A total of approximately $85 million in supplementary funding was approved last evening by the National Assembly for the Public Procurement Commission and the Public Service Appellate Tribunal.
Among the supplementary funding requests in Financial Paper No. 2 was for some $54,173,070 under current expenditure to provide for the chairperson, deputy chairperson, three commissioners, assistant accountant, auditor, engineer, IT specialist, and a procurement specialist for the Public Procurement Commission for the months of August to December, 2017.
It was also related that the sum caters for other costs, such as rent, security, telephone, electricity, water, materials, equipment and supplies, fuel, local travel and subsistence, vehicle spares, janitorial and cleaning supplies, equipment maintenance and cleaning and extermination and training for the months of August to December.
Under capital expenditure, $7,946,000 was requested, which is said to cover the capital subvention for the Commission for the purchase of a vehicle, computers, equipment, and accounting and payroll software.

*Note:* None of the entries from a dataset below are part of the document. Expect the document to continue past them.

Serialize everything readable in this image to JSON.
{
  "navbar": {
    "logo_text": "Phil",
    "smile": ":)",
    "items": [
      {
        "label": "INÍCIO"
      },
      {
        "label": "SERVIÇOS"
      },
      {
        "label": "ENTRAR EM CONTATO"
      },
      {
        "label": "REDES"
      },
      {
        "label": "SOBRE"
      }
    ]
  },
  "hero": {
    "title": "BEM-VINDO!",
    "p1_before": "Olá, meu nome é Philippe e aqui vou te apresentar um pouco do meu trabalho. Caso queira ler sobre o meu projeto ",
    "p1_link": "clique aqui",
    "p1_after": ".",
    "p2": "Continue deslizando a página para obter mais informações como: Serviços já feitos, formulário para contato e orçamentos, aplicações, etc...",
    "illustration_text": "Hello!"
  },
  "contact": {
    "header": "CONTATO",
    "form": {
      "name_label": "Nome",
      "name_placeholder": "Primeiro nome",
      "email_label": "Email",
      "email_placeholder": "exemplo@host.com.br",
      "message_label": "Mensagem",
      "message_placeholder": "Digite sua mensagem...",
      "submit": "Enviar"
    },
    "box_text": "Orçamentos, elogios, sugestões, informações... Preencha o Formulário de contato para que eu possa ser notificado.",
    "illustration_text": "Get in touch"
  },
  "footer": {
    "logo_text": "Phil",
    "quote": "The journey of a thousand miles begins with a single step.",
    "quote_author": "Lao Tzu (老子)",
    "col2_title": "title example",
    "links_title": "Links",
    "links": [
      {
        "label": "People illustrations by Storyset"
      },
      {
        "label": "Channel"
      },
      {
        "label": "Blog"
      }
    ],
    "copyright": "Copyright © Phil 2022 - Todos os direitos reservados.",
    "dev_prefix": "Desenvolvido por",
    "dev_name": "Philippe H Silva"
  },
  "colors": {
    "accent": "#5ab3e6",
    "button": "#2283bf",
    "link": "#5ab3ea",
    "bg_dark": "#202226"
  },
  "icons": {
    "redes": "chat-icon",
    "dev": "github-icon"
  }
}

PPP/C Member of Parliament (MP) Anil Nandlall enquired about the cost for the rental of the building that will be used to house the Commission, which Prime Minister Moses Nagamootoo gave as $1.2M per month.
Meanwhile, for the Public Service Appellate Tribunal, $17,553,272 in funding was requested under current expenditure to provide salaries for a Chairman, who was employed with effect from May 17, 2017, two members, a legal assistant, an accounts clerk, who were employed on June 19, 2017, and an administrative assistant and cleaner.
Questions were raised by PPP/C Chief Whip Gail Teixeira about the amount of money that was being received by the Chairman and each of the two members. Nagamootoo said that $1.25M is being paid to the Chairman and $350,000 to each of the other two members.
While the opposition sought to have the persons being employed by the Tribunal identified, the idea was quickly put down by Speaker Barton Scotland, who related that they should stick to the protocols that they were following and stay away from calling names.
A request was also made for some $5 million under capital expenditure for the purchase of equipment and office furniture for the 13 members of staff, which includes computers, cubicles, chairs, a server, a photocopier, a fire extinguisher, two air conditioners and four filing cabinets.
The requests were eventually put to votes and were subsequently approved by government members using their majority.